- WHAT IS REQUIRED: Each line of the records containing "this" is to be copied out and returned.

(Saved data entries)
━━━
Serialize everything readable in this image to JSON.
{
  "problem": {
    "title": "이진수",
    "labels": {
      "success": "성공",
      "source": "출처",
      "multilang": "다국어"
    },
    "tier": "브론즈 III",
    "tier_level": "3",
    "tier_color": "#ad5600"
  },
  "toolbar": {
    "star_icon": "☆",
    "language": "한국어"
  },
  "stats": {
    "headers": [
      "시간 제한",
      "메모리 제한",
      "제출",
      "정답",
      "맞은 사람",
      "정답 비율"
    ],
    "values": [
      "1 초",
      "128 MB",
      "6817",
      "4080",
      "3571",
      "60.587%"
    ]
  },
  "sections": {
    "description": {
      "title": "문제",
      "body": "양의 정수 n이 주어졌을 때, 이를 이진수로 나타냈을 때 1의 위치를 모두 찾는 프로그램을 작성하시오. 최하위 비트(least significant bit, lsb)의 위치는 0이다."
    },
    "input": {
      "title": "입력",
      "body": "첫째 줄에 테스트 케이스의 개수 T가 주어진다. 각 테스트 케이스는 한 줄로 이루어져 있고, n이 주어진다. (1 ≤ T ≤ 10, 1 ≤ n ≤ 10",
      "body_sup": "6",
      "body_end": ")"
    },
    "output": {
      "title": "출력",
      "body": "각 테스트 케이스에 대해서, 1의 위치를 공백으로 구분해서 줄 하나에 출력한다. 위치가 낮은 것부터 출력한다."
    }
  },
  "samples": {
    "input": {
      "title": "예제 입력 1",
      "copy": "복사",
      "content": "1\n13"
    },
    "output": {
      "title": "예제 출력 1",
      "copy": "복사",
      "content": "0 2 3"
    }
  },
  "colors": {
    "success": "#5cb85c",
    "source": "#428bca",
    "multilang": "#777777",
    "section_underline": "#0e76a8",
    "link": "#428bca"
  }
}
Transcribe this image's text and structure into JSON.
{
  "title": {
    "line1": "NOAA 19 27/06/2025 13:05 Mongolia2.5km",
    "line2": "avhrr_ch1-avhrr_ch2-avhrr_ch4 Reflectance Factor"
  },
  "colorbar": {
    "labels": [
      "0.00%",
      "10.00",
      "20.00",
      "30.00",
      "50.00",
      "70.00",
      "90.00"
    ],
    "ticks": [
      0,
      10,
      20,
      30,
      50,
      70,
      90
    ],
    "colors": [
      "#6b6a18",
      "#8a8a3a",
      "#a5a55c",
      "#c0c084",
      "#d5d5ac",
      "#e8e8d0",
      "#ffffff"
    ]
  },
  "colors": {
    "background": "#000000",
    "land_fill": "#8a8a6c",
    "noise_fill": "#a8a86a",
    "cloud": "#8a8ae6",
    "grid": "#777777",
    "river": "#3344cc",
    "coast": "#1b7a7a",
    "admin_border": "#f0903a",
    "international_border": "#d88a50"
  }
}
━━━
- OUTPUT:
Serialize everything readable in this image to JSON.
Transcribe this image's text and structure into JSON.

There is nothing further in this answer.